The transfer of ownership of the complex on Manhattan’s East Side was described as a deed-in-lieu of foreclosure. That means the title was transferred from the entity that was once owned by Tishman Speyer — but now controlled by CWCapital — to another entity affiliated with CWCapital, without going through the foreclosure process in the courts.
The transfer which took place on Tuesday but was recorded in city records today valued Stuyvesant Town at $3.3 billion and Peter Cooper Village at $1.1 billion.
All told, CWCapital paid $134 million in transfer taxes. The city took the lion’s share at $116.6 million and the state collected $17.8 million, the filings showed.
CWCapital announced last month that it planned to foreclose on the mezzanine position on June 13, but the New York Times reported today that attorneys representing an unidentified company told CWCapital last week that it planned to exercise a right to buy a critical loan on the complex, and CWCapital feared that might be a step to taking control of the entire property.

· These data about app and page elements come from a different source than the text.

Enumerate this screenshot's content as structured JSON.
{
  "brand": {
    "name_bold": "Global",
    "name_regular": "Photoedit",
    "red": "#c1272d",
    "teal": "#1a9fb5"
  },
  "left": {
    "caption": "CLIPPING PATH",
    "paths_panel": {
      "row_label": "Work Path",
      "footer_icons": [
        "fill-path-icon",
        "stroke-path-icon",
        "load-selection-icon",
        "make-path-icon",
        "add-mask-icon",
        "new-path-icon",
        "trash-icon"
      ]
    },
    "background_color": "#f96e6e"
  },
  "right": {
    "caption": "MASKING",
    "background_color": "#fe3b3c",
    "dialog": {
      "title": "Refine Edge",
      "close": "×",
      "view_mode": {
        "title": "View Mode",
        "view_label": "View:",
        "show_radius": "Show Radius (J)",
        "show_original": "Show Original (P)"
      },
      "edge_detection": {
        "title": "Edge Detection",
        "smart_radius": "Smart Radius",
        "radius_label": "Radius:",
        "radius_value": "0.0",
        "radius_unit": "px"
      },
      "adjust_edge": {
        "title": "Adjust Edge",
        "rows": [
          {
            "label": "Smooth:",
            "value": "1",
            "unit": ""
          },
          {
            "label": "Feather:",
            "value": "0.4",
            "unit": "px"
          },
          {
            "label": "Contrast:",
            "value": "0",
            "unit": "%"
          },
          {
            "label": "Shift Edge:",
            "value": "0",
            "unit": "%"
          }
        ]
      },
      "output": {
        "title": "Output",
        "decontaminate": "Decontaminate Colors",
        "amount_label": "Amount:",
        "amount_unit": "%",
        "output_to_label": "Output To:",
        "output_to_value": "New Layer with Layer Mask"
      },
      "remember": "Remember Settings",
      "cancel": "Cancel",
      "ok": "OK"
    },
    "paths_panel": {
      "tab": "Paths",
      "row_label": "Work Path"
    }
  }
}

To protect itself, CWCapital finalized the deed-in-lieu process and took formal ownership.
Tishman Speyer led a partnership that purchased the complex near the peak of the last boom in 2006 for $5.4 billion.
Fortress Investment Group, which owns CWCapital, announced in May that it would make a $4.7 billion offer for the apartment complex.
The old and new entities both had their addresses with CWCapital, with the seller entity signed by CWCapital’s Andrew MacArthur and the buying entities signed by CWCapital’s President, David Iannarone.